Start of DATA IN THIS EXERCISE

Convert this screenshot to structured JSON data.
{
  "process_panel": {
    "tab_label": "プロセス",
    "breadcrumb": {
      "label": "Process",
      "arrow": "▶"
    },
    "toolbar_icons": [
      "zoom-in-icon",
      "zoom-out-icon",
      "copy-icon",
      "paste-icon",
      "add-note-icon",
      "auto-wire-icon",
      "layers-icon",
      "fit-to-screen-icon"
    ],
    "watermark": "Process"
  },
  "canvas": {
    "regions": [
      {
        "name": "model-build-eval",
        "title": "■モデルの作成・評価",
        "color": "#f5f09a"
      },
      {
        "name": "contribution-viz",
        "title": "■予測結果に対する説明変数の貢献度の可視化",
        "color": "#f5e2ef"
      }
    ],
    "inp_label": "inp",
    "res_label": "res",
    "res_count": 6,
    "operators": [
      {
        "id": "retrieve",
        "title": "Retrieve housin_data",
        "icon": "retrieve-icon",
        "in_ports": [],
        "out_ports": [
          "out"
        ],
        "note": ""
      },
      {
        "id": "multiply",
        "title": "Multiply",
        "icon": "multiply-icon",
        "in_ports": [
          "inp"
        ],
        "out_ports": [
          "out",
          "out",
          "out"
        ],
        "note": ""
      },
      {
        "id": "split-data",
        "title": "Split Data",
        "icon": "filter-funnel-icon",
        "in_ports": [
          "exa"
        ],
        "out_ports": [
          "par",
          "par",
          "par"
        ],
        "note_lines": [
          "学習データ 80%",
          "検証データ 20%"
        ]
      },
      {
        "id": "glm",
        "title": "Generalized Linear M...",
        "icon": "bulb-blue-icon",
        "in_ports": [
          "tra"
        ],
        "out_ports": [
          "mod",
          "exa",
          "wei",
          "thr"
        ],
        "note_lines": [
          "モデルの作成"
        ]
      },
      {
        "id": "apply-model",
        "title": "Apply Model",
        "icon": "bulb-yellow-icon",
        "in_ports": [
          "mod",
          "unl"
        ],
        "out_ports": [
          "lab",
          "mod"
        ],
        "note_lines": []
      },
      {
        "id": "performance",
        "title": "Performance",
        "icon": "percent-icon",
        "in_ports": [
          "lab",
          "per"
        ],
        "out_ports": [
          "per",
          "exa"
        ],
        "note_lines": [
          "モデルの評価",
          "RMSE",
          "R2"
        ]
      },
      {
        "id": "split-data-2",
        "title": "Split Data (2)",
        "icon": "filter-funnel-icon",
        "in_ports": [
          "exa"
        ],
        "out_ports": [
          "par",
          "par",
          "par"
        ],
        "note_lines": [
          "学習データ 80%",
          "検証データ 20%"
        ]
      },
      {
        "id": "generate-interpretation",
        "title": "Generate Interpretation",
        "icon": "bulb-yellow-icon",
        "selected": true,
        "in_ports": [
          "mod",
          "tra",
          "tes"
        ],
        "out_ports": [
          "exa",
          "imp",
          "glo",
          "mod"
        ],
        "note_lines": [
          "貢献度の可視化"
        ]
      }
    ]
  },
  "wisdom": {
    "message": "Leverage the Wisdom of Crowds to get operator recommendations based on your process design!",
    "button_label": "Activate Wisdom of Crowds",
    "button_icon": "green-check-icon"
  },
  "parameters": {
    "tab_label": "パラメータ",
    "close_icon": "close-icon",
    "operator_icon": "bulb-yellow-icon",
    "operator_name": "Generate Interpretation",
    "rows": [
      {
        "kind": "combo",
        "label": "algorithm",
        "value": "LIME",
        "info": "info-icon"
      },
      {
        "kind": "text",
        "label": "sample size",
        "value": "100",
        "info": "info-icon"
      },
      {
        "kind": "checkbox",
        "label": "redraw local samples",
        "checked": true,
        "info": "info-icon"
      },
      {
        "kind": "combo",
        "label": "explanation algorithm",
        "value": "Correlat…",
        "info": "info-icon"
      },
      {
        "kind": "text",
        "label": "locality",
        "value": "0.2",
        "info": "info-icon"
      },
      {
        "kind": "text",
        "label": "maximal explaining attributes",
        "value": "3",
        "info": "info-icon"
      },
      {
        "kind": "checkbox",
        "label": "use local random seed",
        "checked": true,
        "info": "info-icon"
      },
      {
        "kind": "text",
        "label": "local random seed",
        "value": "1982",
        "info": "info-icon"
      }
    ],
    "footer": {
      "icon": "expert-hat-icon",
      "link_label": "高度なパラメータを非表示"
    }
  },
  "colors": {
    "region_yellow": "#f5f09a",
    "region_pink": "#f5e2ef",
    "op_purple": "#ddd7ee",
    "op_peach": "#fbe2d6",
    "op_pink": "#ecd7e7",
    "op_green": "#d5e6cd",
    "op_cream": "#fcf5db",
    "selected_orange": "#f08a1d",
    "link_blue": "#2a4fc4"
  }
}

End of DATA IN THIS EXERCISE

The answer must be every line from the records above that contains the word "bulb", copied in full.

ANSWER BOX
        "icon": "bulb-blue-icon",
        "icon": "bulb-yellow-icon",
        "icon": "bulb-yellow-icon",
    "operator_icon": "bulb-yellow-icon",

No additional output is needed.